Background/aims: Immunosuppression with methotrexate may be useful in the treatment of Crohn's disease. We tested the efficacy of methotrexate in refractory Crohn's disease in a randomized, controlled trial.
Methodology: Randomized, double-blind placebo-controlled trial of methotrexate in 33 patients with steroid-dependent Crohn's disease, 33% of whom had previously failed therapy with 6-mercaptopurine. Patients were given placebo or oral methotrexate 15 mg/week, or adjusted up to 22.5 mg/week, for up to 1 year or until treatment failure. Outcome was assessed by reduction in prednisone dosage, Crohn's Disease Activity Index, hospital admission, and laboratory parameters.

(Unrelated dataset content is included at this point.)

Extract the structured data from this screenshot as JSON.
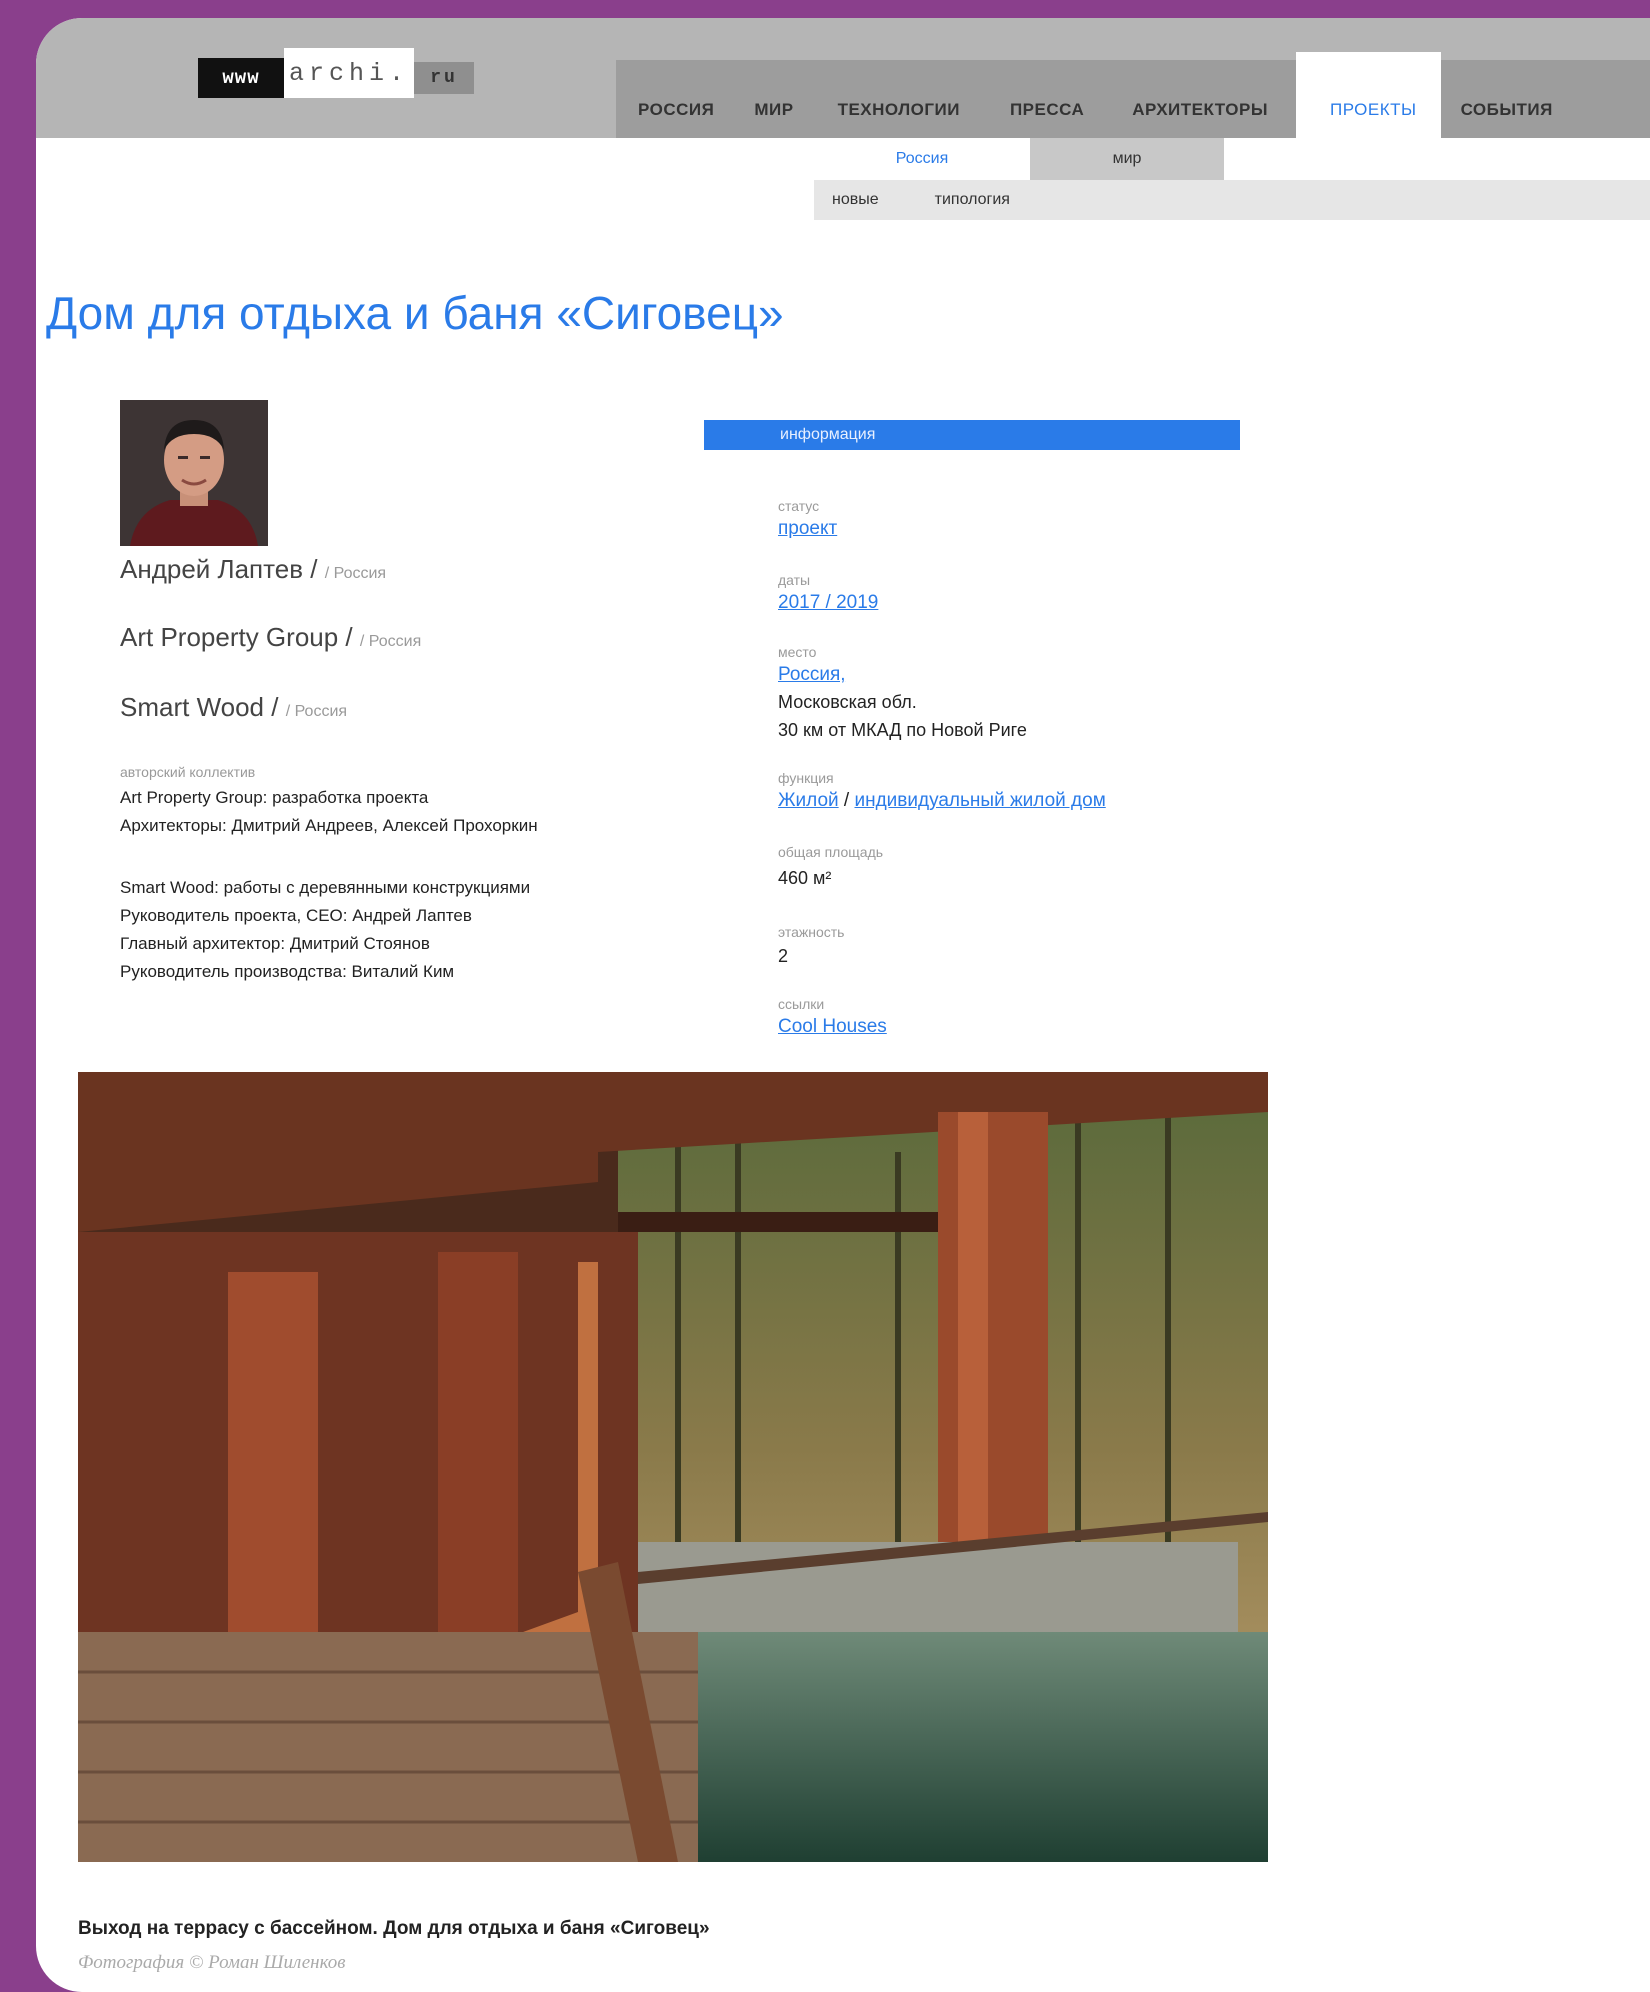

Results: Four patients were dropped from the study for non-compliance and one because of intercurrent illness, and 28 patients could be evaluated. Fewer methotrexate-treated patients (6/13 or 46%) had flares of Crohn's disease as compared to placebo-treated patients (12/15 or 80%), but this did not achieve statistical significance (p<0.1). There was a non-significant trend toward an increased number of significant side effects in the methotrexate-treated patients (3/13 or 23%) as compared to the placebo-treated patients (0/15 or 0%) (p<0.2). Laboratory indices of inflammation did not differ between the two groups.
Conclusions: The methotrexate-treated group showed a trend toward fewer Crohn's disease flares, balanced by an increased number of significant side effects.